[EXERCISE INPUT Boundary: Start]
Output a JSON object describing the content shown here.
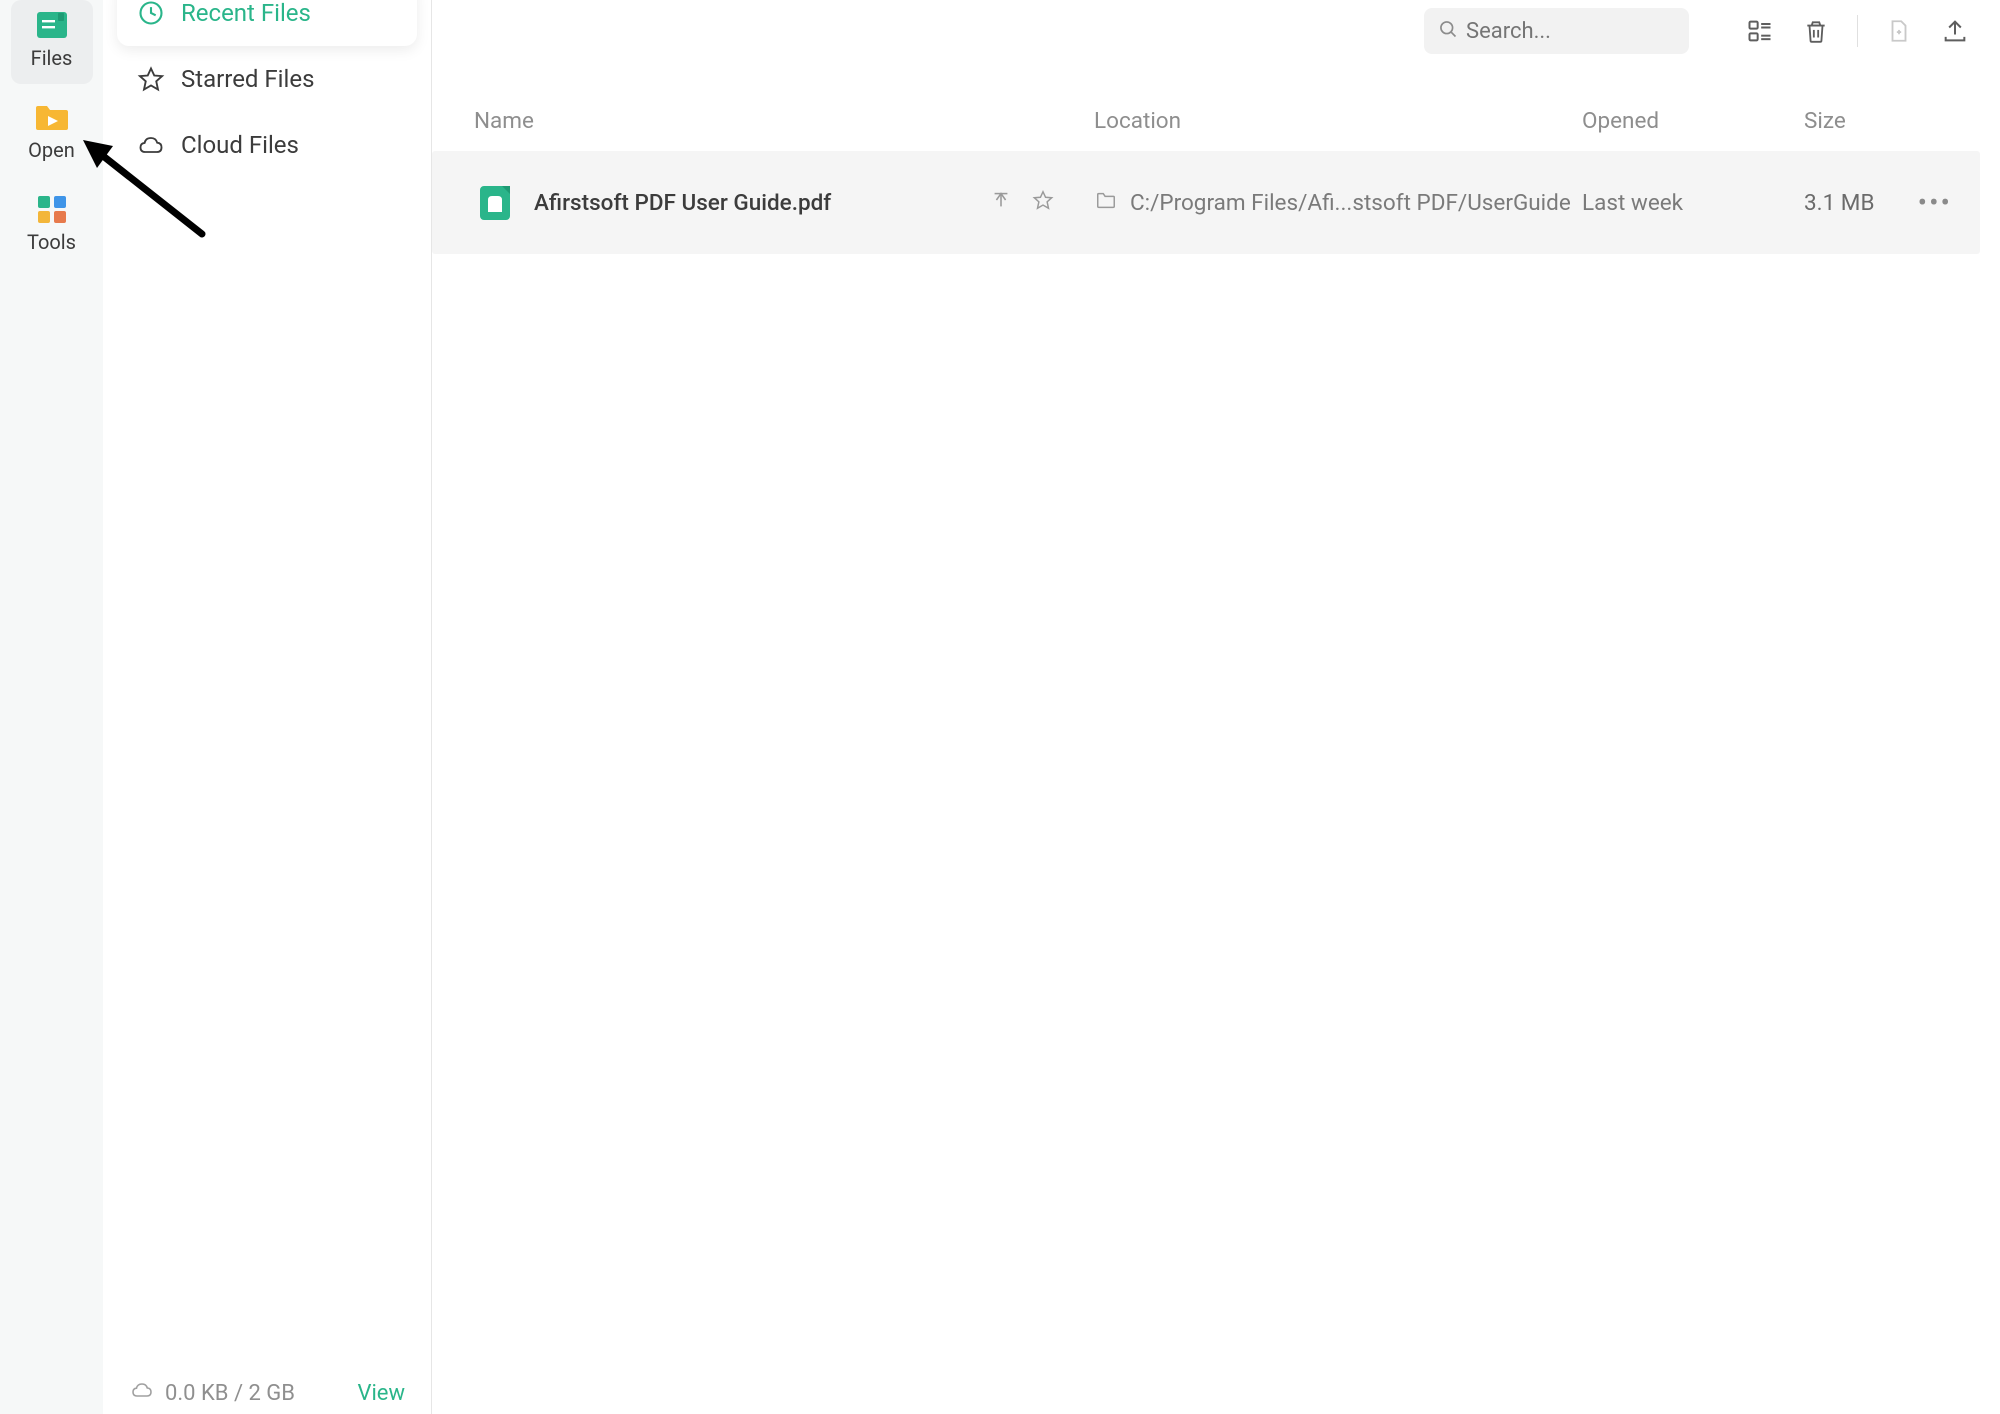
{
  "rail": {
    "files": "Files",
    "open": "Open",
    "tools": "Tools"
  },
  "sidebar": {
    "recent": "Recent Files",
    "starred": "Starred Files",
    "cloud": "Cloud Files",
    "storage": "0.0 KB / 2 GB",
    "view": "View"
  },
  "topbar": {
    "search_placeholder": "Search..."
  },
  "columns": {
    "name": "Name",
    "location": "Location",
    "opened": "Opened",
    "size": "Size"
  },
  "files": [
    {
      "name": "Afirstsoft PDF User Guide.pdf",
      "location": "C:/Program Files/Afi...stsoft PDF/UserGuide",
      "opened": "Last week",
      "size": "3.1 MB"
    }
  ],
  "icons": {
    "search": "search-icon",
    "grid": "grid-view-icon",
    "trash": "trash-icon",
    "newfile": "new-file-icon",
    "upload": "upload-icon",
    "pin": "pin-icon",
    "star": "star-icon",
    "folder": "folder-icon",
    "more": "more-icon",
    "clock": "clock-icon",
    "cloud": "cloud-icon"
  }
}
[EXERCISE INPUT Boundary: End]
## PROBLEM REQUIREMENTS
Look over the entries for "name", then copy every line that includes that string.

## TASK RESULT
    "name": "Name",
      "name": "Afirstsoft PDF User Guide.pdf",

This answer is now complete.